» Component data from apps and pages
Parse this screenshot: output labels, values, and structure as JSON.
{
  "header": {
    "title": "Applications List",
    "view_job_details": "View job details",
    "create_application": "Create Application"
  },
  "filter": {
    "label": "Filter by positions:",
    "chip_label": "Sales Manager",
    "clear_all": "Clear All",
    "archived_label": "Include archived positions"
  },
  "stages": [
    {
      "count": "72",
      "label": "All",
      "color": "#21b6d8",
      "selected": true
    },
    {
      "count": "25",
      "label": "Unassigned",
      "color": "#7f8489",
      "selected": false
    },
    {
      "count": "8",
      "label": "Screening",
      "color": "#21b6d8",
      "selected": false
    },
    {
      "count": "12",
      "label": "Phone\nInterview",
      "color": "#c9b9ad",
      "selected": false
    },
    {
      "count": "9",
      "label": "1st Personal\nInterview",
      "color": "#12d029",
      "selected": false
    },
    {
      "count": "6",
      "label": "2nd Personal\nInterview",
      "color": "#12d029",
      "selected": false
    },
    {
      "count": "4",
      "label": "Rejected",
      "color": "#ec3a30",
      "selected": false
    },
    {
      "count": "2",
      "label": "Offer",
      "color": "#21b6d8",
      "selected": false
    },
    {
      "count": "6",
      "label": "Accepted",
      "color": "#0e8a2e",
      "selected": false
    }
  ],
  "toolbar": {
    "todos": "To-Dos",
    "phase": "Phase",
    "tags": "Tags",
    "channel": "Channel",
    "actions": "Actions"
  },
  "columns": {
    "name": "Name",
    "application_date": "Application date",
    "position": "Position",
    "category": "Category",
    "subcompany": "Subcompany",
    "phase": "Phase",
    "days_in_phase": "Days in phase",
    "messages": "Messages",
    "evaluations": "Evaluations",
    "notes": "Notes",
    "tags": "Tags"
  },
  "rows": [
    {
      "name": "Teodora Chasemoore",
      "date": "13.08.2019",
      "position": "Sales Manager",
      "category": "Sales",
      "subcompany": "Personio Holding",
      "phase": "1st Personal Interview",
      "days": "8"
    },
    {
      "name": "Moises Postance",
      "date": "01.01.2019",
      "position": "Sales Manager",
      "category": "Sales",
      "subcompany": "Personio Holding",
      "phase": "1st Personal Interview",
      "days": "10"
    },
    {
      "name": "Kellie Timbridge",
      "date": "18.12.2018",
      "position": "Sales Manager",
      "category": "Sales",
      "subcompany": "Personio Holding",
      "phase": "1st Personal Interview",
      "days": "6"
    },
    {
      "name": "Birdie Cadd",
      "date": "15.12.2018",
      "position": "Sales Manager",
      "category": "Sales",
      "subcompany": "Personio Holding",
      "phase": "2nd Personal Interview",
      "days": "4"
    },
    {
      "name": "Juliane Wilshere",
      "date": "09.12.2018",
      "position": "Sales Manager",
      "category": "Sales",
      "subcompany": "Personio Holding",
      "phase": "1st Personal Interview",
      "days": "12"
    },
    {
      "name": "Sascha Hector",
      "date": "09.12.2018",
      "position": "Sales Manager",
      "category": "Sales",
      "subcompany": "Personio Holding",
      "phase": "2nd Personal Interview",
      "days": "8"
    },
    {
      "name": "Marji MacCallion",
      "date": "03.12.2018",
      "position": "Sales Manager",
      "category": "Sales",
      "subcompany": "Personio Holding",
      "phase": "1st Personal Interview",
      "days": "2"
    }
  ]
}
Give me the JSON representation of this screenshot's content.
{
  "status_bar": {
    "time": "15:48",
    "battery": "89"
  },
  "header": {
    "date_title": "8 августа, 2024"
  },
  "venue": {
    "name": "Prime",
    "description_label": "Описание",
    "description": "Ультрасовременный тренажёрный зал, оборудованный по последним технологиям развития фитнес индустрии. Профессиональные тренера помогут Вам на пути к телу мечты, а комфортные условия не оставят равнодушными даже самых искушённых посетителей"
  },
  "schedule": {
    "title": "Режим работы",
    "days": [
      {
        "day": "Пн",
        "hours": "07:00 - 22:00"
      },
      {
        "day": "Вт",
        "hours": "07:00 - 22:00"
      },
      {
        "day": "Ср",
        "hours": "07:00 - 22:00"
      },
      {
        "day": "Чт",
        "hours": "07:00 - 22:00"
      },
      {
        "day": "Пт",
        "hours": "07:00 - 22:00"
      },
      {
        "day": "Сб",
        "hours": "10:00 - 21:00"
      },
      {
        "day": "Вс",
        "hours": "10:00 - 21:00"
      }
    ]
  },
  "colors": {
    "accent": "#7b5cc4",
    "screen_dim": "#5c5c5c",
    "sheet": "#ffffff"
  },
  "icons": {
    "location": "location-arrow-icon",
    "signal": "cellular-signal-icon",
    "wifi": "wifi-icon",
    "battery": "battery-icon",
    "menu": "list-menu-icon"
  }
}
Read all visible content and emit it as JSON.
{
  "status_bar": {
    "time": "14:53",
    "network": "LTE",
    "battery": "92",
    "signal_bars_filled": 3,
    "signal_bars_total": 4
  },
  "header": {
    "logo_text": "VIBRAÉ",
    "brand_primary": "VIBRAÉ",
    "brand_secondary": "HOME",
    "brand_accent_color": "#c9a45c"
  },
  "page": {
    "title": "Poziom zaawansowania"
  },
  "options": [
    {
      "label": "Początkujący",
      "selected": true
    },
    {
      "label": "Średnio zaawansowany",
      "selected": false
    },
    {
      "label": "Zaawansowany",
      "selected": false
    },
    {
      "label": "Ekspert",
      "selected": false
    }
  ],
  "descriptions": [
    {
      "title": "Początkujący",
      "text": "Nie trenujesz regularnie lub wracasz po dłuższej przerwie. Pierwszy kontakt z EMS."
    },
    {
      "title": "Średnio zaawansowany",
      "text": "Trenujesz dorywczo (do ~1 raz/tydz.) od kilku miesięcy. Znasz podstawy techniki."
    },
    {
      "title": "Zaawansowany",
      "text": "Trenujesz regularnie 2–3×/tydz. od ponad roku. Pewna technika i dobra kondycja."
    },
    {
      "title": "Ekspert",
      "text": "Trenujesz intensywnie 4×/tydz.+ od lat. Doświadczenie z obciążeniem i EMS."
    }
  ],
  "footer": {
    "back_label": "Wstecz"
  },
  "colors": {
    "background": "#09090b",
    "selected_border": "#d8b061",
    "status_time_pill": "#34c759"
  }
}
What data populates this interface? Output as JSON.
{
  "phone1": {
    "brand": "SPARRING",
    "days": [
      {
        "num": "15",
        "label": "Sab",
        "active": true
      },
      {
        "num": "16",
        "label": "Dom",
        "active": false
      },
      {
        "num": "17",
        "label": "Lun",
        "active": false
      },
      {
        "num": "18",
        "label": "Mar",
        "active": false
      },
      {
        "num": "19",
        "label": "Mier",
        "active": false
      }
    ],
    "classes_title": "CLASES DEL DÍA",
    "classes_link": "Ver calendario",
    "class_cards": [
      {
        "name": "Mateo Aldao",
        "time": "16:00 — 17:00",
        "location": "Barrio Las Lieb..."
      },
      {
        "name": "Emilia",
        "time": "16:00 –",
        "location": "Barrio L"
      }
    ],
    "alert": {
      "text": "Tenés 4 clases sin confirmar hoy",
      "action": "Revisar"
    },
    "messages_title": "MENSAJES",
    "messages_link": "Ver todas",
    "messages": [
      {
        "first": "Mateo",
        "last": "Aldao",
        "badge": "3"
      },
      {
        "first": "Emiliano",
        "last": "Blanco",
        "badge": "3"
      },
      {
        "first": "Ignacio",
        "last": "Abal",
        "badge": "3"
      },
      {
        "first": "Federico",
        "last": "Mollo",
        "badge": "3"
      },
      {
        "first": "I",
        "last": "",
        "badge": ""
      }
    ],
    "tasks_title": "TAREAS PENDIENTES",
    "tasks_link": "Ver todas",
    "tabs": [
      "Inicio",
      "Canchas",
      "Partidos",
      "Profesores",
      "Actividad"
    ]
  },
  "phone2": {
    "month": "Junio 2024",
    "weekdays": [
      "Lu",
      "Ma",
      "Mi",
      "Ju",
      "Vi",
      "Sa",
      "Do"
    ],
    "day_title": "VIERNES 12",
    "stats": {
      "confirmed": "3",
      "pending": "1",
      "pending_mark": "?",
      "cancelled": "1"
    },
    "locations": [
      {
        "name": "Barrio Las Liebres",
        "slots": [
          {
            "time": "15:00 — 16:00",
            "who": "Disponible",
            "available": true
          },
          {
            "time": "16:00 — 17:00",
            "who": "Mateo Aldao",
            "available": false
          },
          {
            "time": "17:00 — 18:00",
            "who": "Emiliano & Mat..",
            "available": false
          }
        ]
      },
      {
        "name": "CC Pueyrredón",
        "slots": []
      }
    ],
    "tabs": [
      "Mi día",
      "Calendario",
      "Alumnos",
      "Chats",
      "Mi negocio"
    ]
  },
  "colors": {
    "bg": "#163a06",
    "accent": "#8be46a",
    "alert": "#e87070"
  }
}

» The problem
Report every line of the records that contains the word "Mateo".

» Solution below
        "name": "Mateo Aldao",
        "first": "Mateo",
            "who": "Mateo Aldao",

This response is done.